Wednesday, June 18, 2008

History for Hillary Clinton supporters

As I said in my previous post on the idea that the media was sexist against Hillary Clinton's presidential campaign, I still haven't gotten to what bothers me the most about that charge. So here it is.

A lot of the criticisms are based on the fact that some of the comments made about her have been superficial and trivial: her speaking voice, her display of cleavage.

I admit that when I see references to her legs or the fact that she wears pant suits, my reaction is: hey, that's sexist and unfair. So I'm not saying I approve of all this. (As I said before, though, it doesn't bother me for people to talk about her voice or cleavage.)

But it doesn't make sense to go from saying that the media's criticisms of her have been superficial ... to saying that Hillary in particular was hurt by sexism.

A presidential race is a zero-sum game. That means that anything that hurts one candidate has to help the other candidate. Therefore, if something "hurts" all the candidates, it really hurts none of them. If you're saying she was hurt by sexism, that's implying not just that there were unfair criticisms of her, but that they were criticisms of a sort that male candidates don't have to withstand.

Well, I agree that there have been some unfair criticisms of her. But to imply that male candidates aren't treated just as unfairly, or that the discussion of them isn't just as superficial? I mean, maybe you could believe that ... if you had never observed how any other presidential candidate has ever been treated.

I have some news for Clinton supporters who think that superficial criticisms of her are evidence of sexism:

Media Focus on Candidates' Personal Quirks
Trivialities, Superficialities Discussed More Than Policy Issues

Barack Obama is criticized for not wearing an American flag pin on his lapel. His exotic name is a major topic of discussion among serious commentators.

John Edwards is ridiculed for seeming to spend too much time and money on his appearance.

Mitt Romney is criticized for being too polished and robotic, and his own staffers worry that his hair is "too perfect."

Bill Richardson receives little media attention despite having a more impressive resume than Clinton, Edwards, or Obama, and you have to wonder if the fact that he's not as conventionally attractive as those three candidates has something to do with it.

Before he officially enters the race, the media focuses on Fred Thompson more than any of his Republican rivals even though he doesn't have especially interesting ideas or accomplishments.
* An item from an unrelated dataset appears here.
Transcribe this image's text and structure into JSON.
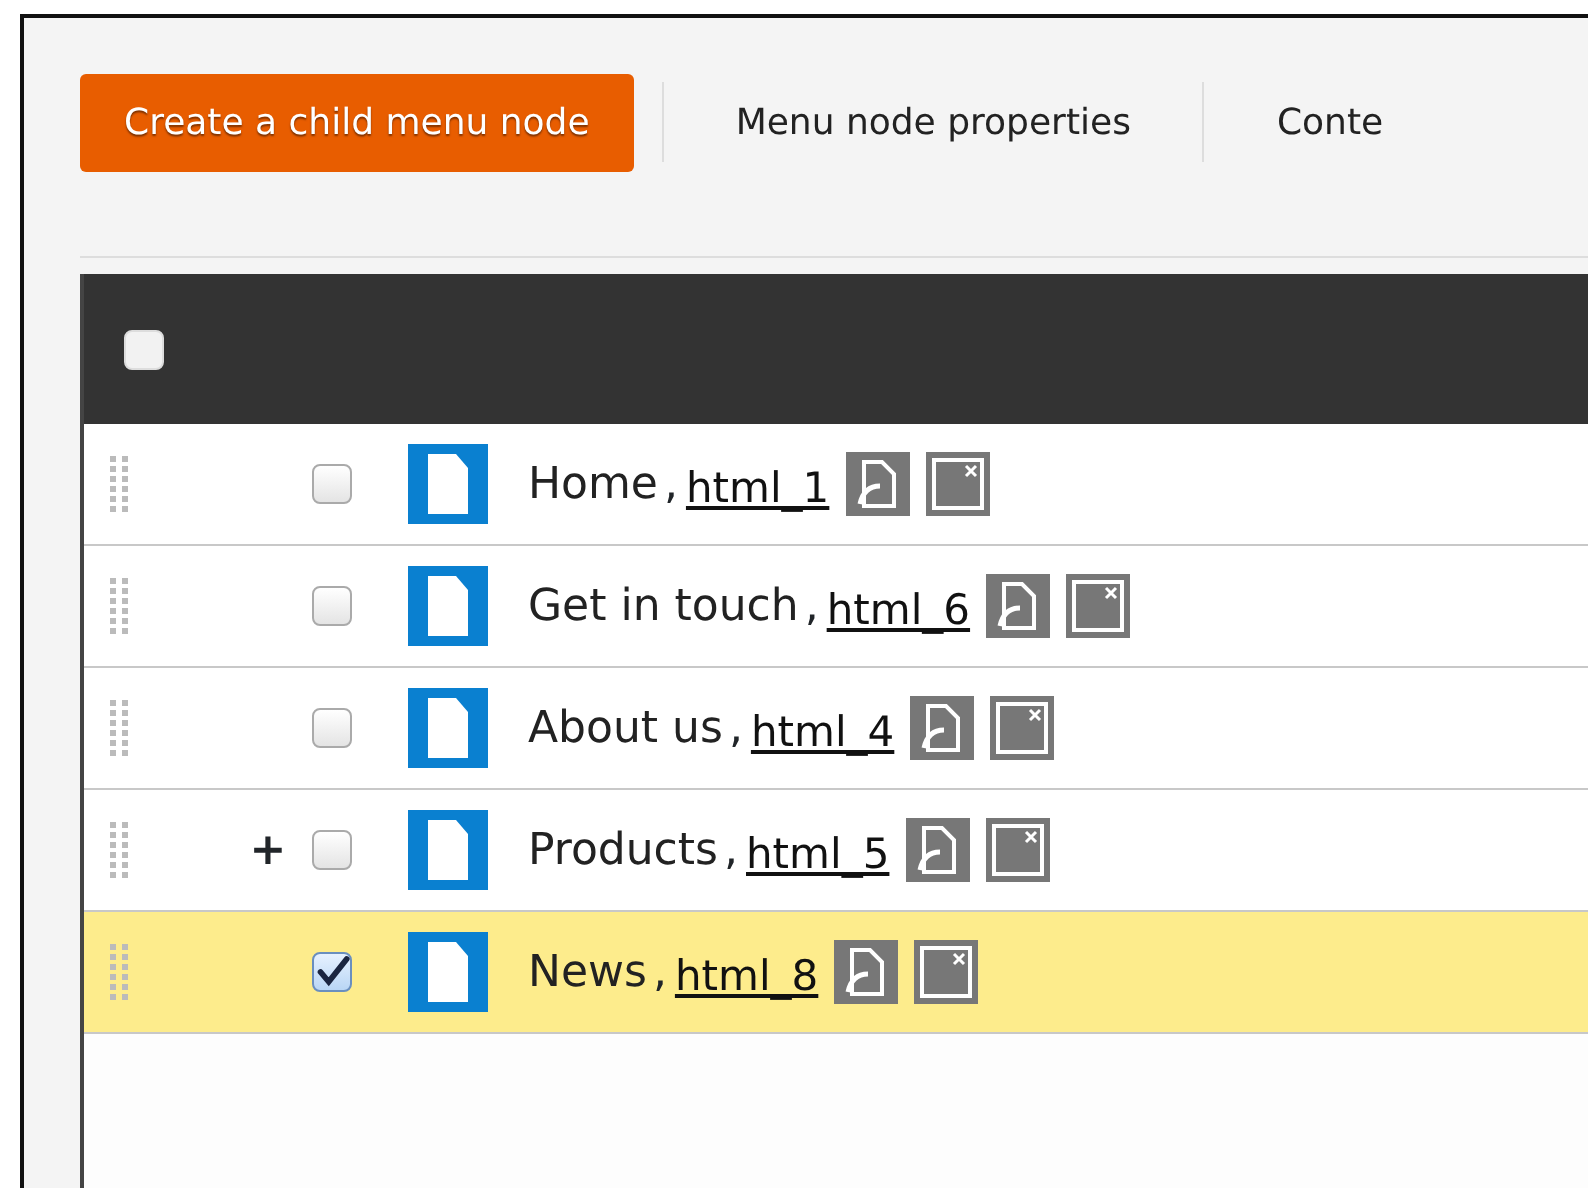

The discussion in the media largely focuses on his perceived "sex appeal" and masculinity.

Dennis Kucinich is mocked as an elf-like creature whose wife is too attractive for him. While he might be too far left to have a real chance at becoming president, you have to wonder if he'd receive more favorable coverage if he had equally liberal positions but were a suave 6'4" man with a baritone voice.

John Kerry is criticized more for his stodgy demeanor than his policy stances — which the media don't report on because they're too busy mocking his rhetorically clumsy but substantively defensible statement that "I voted for it [one particular Iraq appropriations bill] before I voted against it [a related but significantly different bill]." It becomes common to talk about his horse face.
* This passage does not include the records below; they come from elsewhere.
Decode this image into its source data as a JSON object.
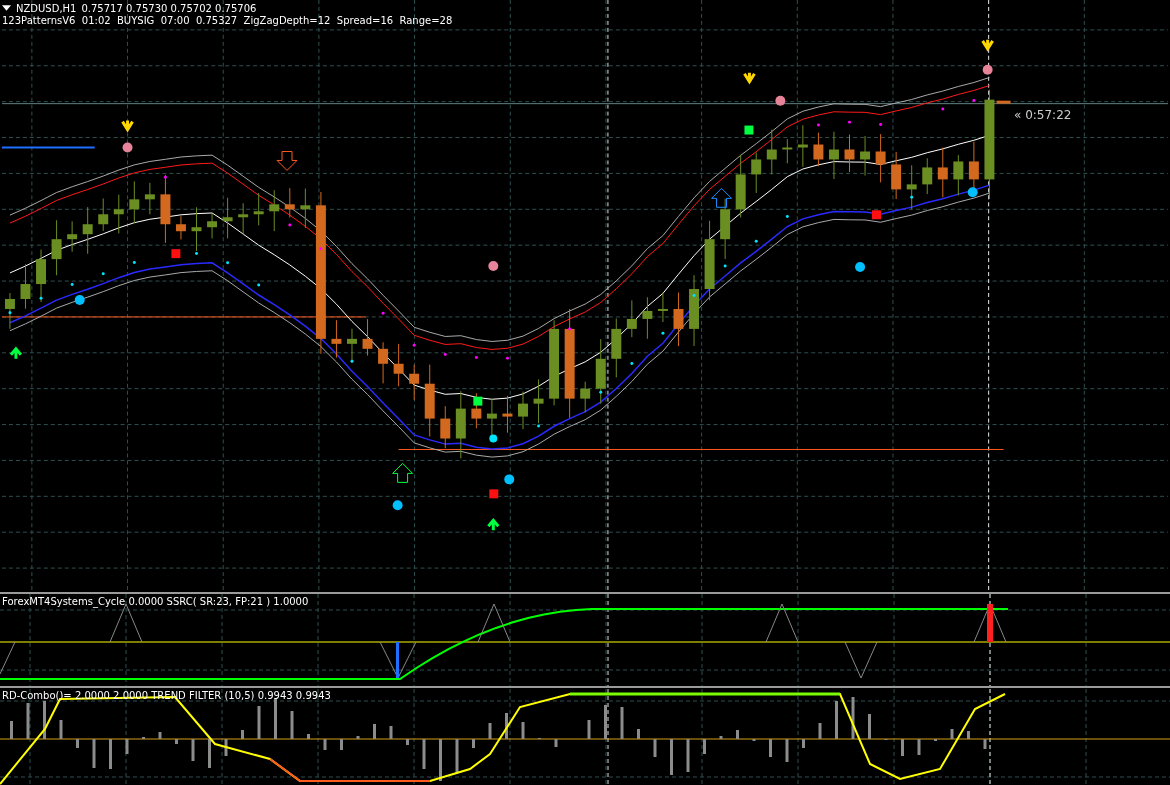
{
  "main_chart": {
    "symbol": "NZDUSD,H1",
    "quotes": "0.75717 0.75730 0.75702 0.75706",
    "indicator_info": "123PatternsV6  01:02  BUYSIG  07:00  0.75327  ZigZagDepth=12  Spread=16  Range=28",
    "timer": "« 0:57:22"
  },
  "cycle_window": {
    "label": "ForexMT4Systems_Cycle 0.0000  SSRC( SR:23, FP:21 ) 1.0000"
  },
  "combo_window": {
    "label": "RD-Combo()= 2.0000 2.0000  TREND FILTER (10,5) 0.9943 0.9943"
  }
}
After Howard Dean loses the Iowa caucus in 2004, the media never report on him without mentioning that he let out an ill-considered yelp (which is always referred to as "the Dean scream") in an understandable effort to rally his supporters after a shocking defeat.

Dick Gephardt is routinely derided for lacking a "rock star" quality even though he's actually one of the most passionate speakers among the 2004 candidates.

Al Gore is criticized for seeming "stiff" and "wooden," for sighing heavily in a debate, for wearing "earth tones," and for walking over toward Bush in an awkward manner. He receives an enormous amount of attention for aggressively kissing his wife Tipper at the Democratic Convention -- a stunt clearly intended to broadcast his male sexuality.

George W. Bush is regularly mocked for stumbling over his words.

Bill Clinton is regularly mocked as fat.

George H.W. Bush is famously called a "wimp" on the cover of Newsweek magazine and is criticized for asking for a "splash" of coffee.

John F. Kennedy has a better tan and shave than Richard Nixon in a debate. This is widely seen as being a major factor in Kennedy's victory.

Presidential races are superficial and unfair. That's true whether the candidate is a Democratic or a Republican. It's true whether the candidate is a man or a woman. And it's unlikely to change in the near future.

(Photo of Edwards from the Edwards campaign.)


Ann Althouse said...

I love the picture of poor suffering John Edwards, who is not just a head of hair but a human being.